  • developing an innovative therapeutic agent to treat dengue infection. The approach is based on defective interfering particles or DIPs, which are able to robustly inhibit dengue virus infections. DIPs represent a novel approach for developing an anti-viral for dengue infection because they are a specific and effective
  • developing a novel anti-SARS-CoV-2 agent that can parasitise SARS-CoV-2 virus to reduce its replication, transmission and pathogenicity. This potential antiviral agent is called viral defective interfering RNA that are derived from the virus itself
  • development of a new class of HIV-1 antiretroviral drug. The HIV polymerase, reverse transcriptase (RT), directly and strongly binds to a cellular protein called eEF1A. Our research identified novel drugs that inhibited virus growth, including some drug-resistant HIV, by blocking the RT interaction with eEF1A. This project will discover how they bind and this will inform the discovery of new and better drugs for HIV. This is important as levels of pretreatment resistance to widely used antiviral treatment is a growing problem
  • central nervous system (CNS) targeted antiretroviral therapy (ART). ART has reduced the morbidity and mortality associated with HIV-1 (HIV) infection. However, ART does not cure HIV and individuals on ART develop pathologies, including the CNS dysfunction. Due to the unique structure of the blood-brain-barrier (BBB), some antiretroviral drugs have restricted entry or penetrance into the CNS that contributes to low levels of HIV replication in the CNS of people living with HIV. This project will adapt an advanced nanoparticle platform to effectively deliver antiretroviral drugs to the CNS by crossing over the BBB in order to improve inhibition of HIV replication in the CNS
  • development of a vaginally administered anti-HIV microbiside nanosystem. Strategies to prevent sexual mucosal transmission of human immunodeficiency virus type 1 (HIV) are urgently needed to stop the growth of the acquired immunodeficiency syndrome (AIDS) pandemic and ultimately bring it to an end. Vaginal microbicides constitute a promising strategy for topical pre-exposure This project investigates a novel vaginal nanocarrier system to deliver the HIV reverse transcriptase inhibitors as microbicides

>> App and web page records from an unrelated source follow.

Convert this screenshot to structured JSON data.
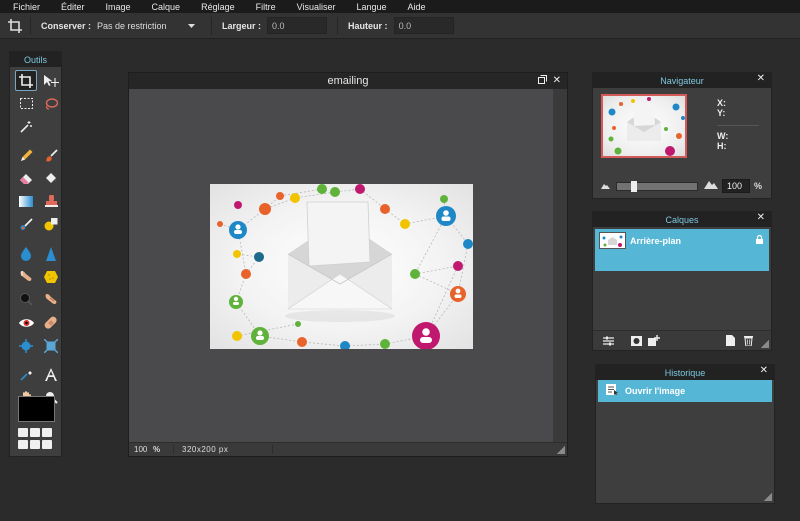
{
  "menubar": {
    "items": [
      "Fichier",
      "Éditer",
      "Image",
      "Calque",
      "Réglage",
      "Filtre",
      "Visualiser",
      "Langue",
      "Aide"
    ]
  },
  "options": {
    "conserver_label": "Conserver :",
    "conserver_value": "Pas de restriction",
    "largeur_label": "Largeur :",
    "largeur_value": "0.0",
    "hauteur_label": "Hauteur :",
    "hauteur_value": "0.0"
  },
  "tools": {
    "title": "Outils",
    "items": [
      {
        "name": "crop-icon",
        "active": true
      },
      {
        "name": "move-icon"
      },
      {
        "name": "marquee-icon"
      },
      {
        "name": "lasso-icon"
      },
      {
        "name": "magic-wand-icon"
      },
      {
        "name": "empty"
      },
      {
        "name": "gap"
      },
      {
        "name": "pencil-icon"
      },
      {
        "name": "brush-icon"
      },
      {
        "name": "eraser-icon"
      },
      {
        "name": "paint-bucket-icon"
      },
      {
        "name": "gradient-icon"
      },
      {
        "name": "clone-stamp-icon"
      },
      {
        "name": "color-replace-icon"
      },
      {
        "name": "drawing-icon"
      },
      {
        "name": "gap"
      },
      {
        "name": "blur-icon"
      },
      {
        "name": "sharpen-icon"
      },
      {
        "name": "smudge-icon"
      },
      {
        "name": "sponge-icon"
      },
      {
        "name": "dodge-icon"
      },
      {
        "name": "burn-icon"
      },
      {
        "name": "red-eye-icon"
      },
      {
        "name": "spot-heal-icon"
      },
      {
        "name": "bloat-icon"
      },
      {
        "name": "pinch-icon"
      },
      {
        "name": "gap"
      },
      {
        "name": "color-picker-icon"
      },
      {
        "name": "text-icon"
      },
      {
        "name": "hand-icon"
      },
      {
        "name": "zoom-icon"
      }
    ]
  },
  "document": {
    "title": "emailing",
    "zoom": "100",
    "zoom_unit": "%",
    "size": "320x200 px"
  },
  "navigator": {
    "title": "Navigateur",
    "x_label": "X:",
    "y_label": "Y:",
    "w_label": "W:",
    "h_label": "H:",
    "zoom_value": "100",
    "zoom_unit": "%",
    "zoom_level": 0.18
  },
  "layers": {
    "title": "Calques",
    "items": [
      {
        "name": "Arrière-plan",
        "locked": true
      }
    ]
  },
  "history": {
    "title": "Historique",
    "items": [
      "Ouvrir l'image"
    ]
  },
  "colors": {
    "accent": "#55b6d6",
    "panel_title": "#7ec8e0",
    "primary_color": "#000000"
  }
}
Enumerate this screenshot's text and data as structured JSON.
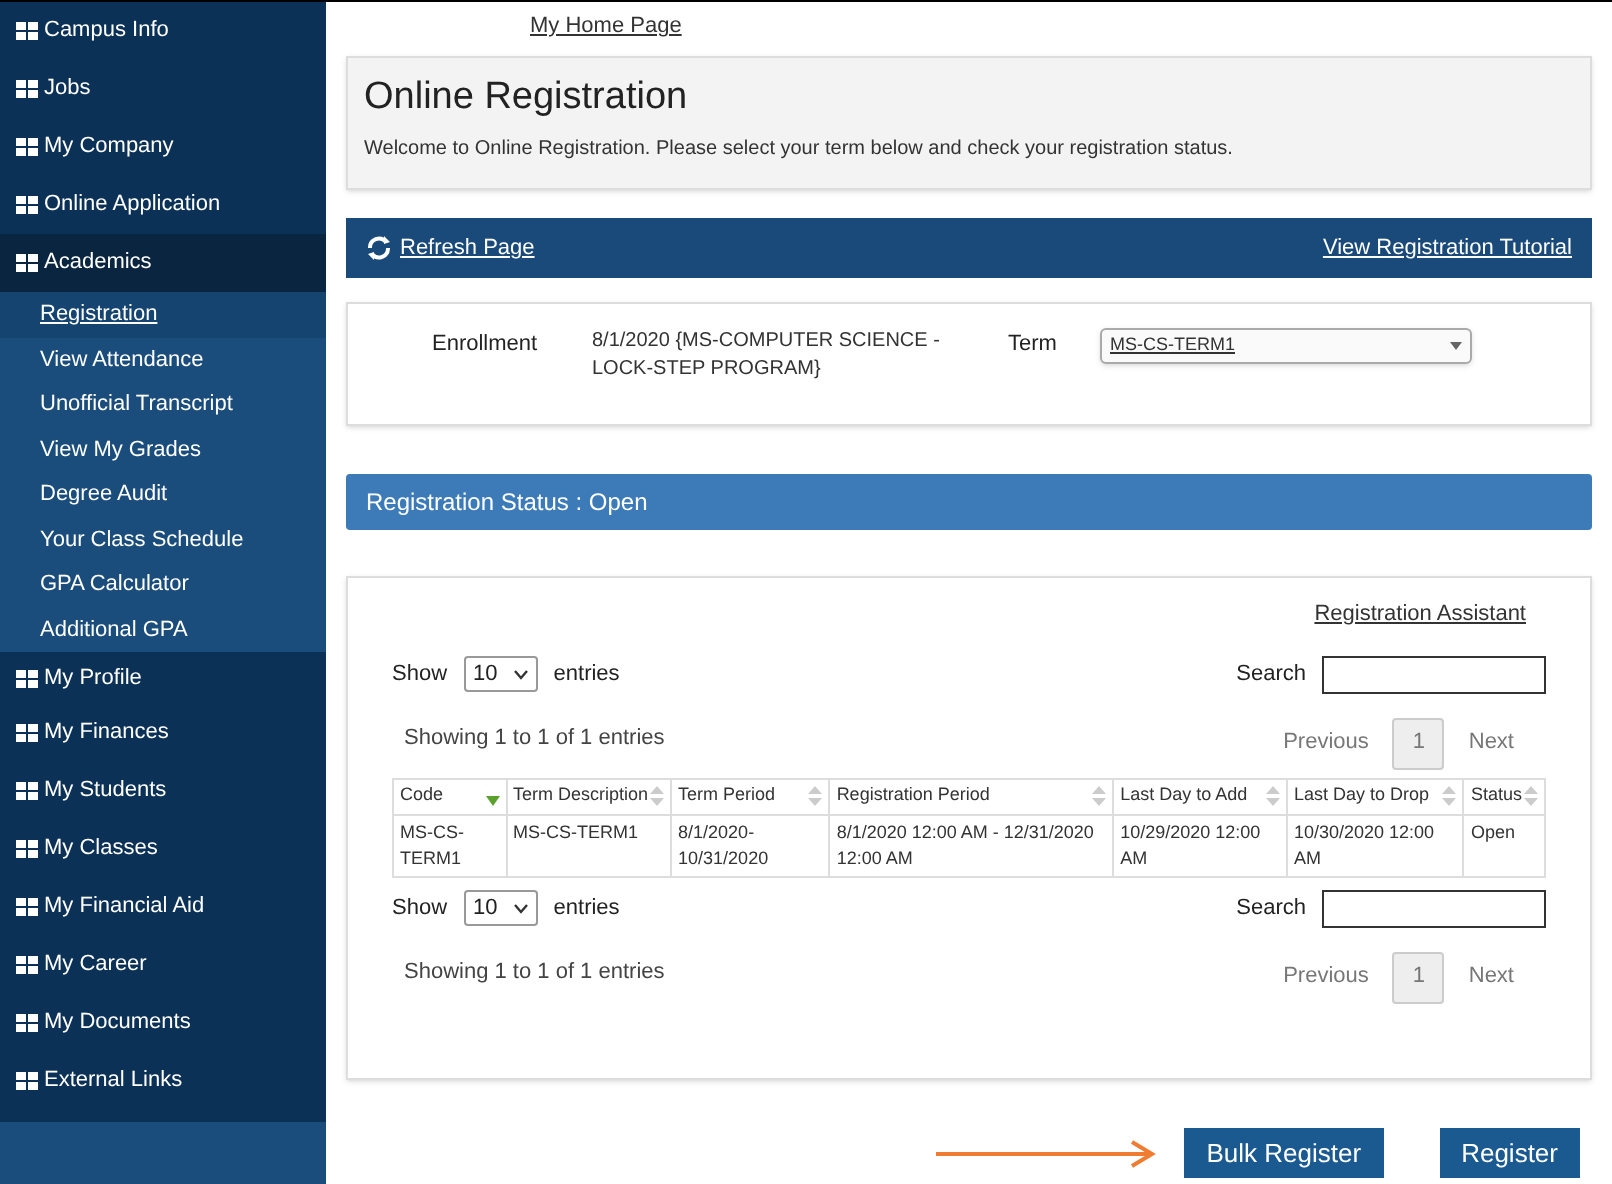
{
  "sidebar": {
    "items": [
      {
        "label": "Campus Info",
        "expanded": false
      },
      {
        "label": "Jobs",
        "expanded": false
      },
      {
        "label": "My Company",
        "expanded": false
      },
      {
        "label": "Online Application",
        "expanded": false
      },
      {
        "label": "Academics",
        "expanded": true,
        "children": [
          {
            "label": "Registration",
            "selected": true
          },
          {
            "label": "View Attendance",
            "selected": false
          },
          {
            "label": "Unofficial Transcript",
            "selected": false
          },
          {
            "label": "View My Grades",
            "selected": false
          },
          {
            "label": "Degree Audit",
            "selected": false
          },
          {
            "label": "Your Class Schedule",
            "selected": false
          },
          {
            "label": "GPA Calculator",
            "selected": false
          },
          {
            "label": "Additional GPA",
            "selected": false
          }
        ]
      },
      {
        "label": "My Profile",
        "expanded": false
      },
      {
        "label": "My Finances",
        "expanded": false
      },
      {
        "label": "My Students",
        "expanded": false
      },
      {
        "label": "My Classes",
        "expanded": false
      },
      {
        "label": "My Financial Aid",
        "expanded": false
      },
      {
        "label": "My Career",
        "expanded": false
      },
      {
        "label": "My Documents",
        "expanded": false
      },
      {
        "label": "External Links",
        "expanded": false
      }
    ]
  },
  "home_link": "My Home Page",
  "header": {
    "title": "Online Registration",
    "text": "Welcome to Online Registration. Please select your term below and check your registration status."
  },
  "toolbar": {
    "refresh": "Refresh Page",
    "tutorial": "View Registration Tutorial"
  },
  "enrollment": {
    "label": "Enrollment",
    "value": "8/1/2020 {MS-COMPUTER SCIENCE - LOCK-STEP PROGRAM}",
    "term_label": "Term",
    "term_value": "MS-CS-TERM1"
  },
  "status_bar": "Registration Status : Open",
  "table_panel": {
    "assistant_link": "Registration Assistant",
    "top_controls": {
      "show": "Show",
      "page_size": "10",
      "entries": "entries",
      "search": "Search"
    },
    "info": "Showing 1 to 1 of 1 entries",
    "pagination": [
      {
        "label": "Previous",
        "kind": "link"
      },
      {
        "label": "1",
        "kind": "page",
        "selected": true
      },
      {
        "label": "Next",
        "kind": "link"
      }
    ],
    "columns": [
      {
        "label": "Code",
        "sorted": true
      },
      {
        "label": "Term Description",
        "sorted": false
      },
      {
        "label": "Term Period",
        "sorted": false
      },
      {
        "label": "Registration Period",
        "sorted": false
      },
      {
        "label": "Last Day to Add",
        "sorted": false
      },
      {
        "label": "Last Day to Drop",
        "sorted": false
      },
      {
        "label": "Status",
        "sorted": false
      }
    ],
    "rows": [
      [
        "MS-CS-TERM1",
        "MS-CS-TERM1",
        "8/1/2020-10/31/2020",
        "8/1/2020 12:00 AM - 12/31/2020 12:00 AM",
        "10/29/2020 12:00 AM",
        "10/30/2020 12:00 AM",
        "Open"
      ]
    ],
    "bottom_controls": {
      "show": "Show",
      "page_size": "10",
      "entries": "entries",
      "search": "Search"
    },
    "bottom_info": "Showing 1 to 1 of 1 entries",
    "bottom_pagination": [
      {
        "label": "Previous",
        "kind": "link"
      },
      {
        "label": "1",
        "kind": "page",
        "selected": true
      },
      {
        "label": "Next",
        "kind": "link"
      }
    ]
  },
  "buttons": [
    "Bulk Register",
    "Register"
  ]
}
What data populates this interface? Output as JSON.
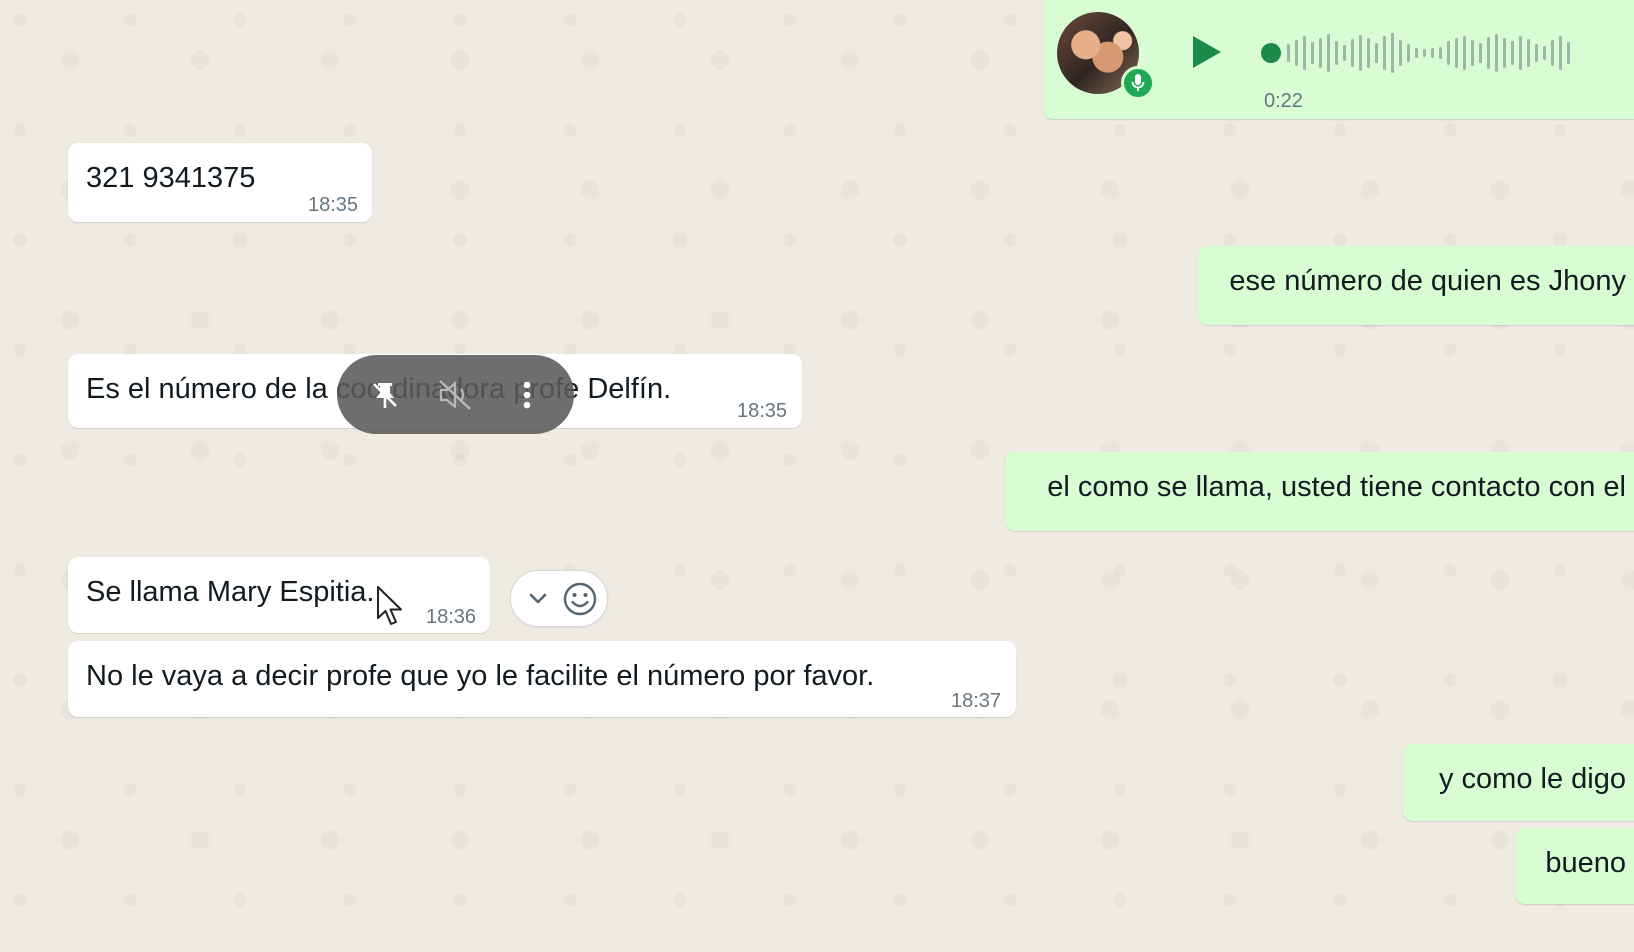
{
  "voice_note": {
    "duration": "0:22",
    "progress": 0
  },
  "messages": [
    {
      "direction": "in",
      "text": "321 9341375",
      "time": "18:35"
    },
    {
      "direction": "out",
      "text": "ese número de quien es Jhony"
    },
    {
      "direction": "in",
      "text": "Es el número de la coordinadora profe Delfín.",
      "time": "18:35"
    },
    {
      "direction": "out",
      "text": "el como se llama, usted tiene contacto con el"
    },
    {
      "direction": "in",
      "text": "Se llama Mary Espitia.",
      "time": "18:36"
    },
    {
      "direction": "in",
      "text": "No le vaya a decir profe que yo le facilite el número por favor.",
      "time": "18:37"
    },
    {
      "direction": "out",
      "text": "y como le digo"
    },
    {
      "direction": "out",
      "text": "bueno"
    }
  ],
  "overlay": {
    "icons": [
      "unpin-icon",
      "mute-icon",
      "more-vertical-icon"
    ]
  },
  "hover_actions": {
    "icons": [
      "chevron-down-icon",
      "emoji-icon"
    ]
  },
  "colors": {
    "incoming": "#ffffff",
    "outgoing": "#d9fdd3",
    "accent": "#1b8a4a",
    "chat_bg": "#efeae2"
  }
}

Internal Collaborators

External Collaborators

  • Dr Li Li, UQ’s Australian Institute for Bioengineering and Nanotechnology
  • Professor Zhi Ping (Gordon) Xu, UQ’s Australian Institute for Bioengineering and Nanotechnology
  • Wellcome Trust
  • QIMR Berghofer
  • Australian Centre for HIV and Hepatitis Research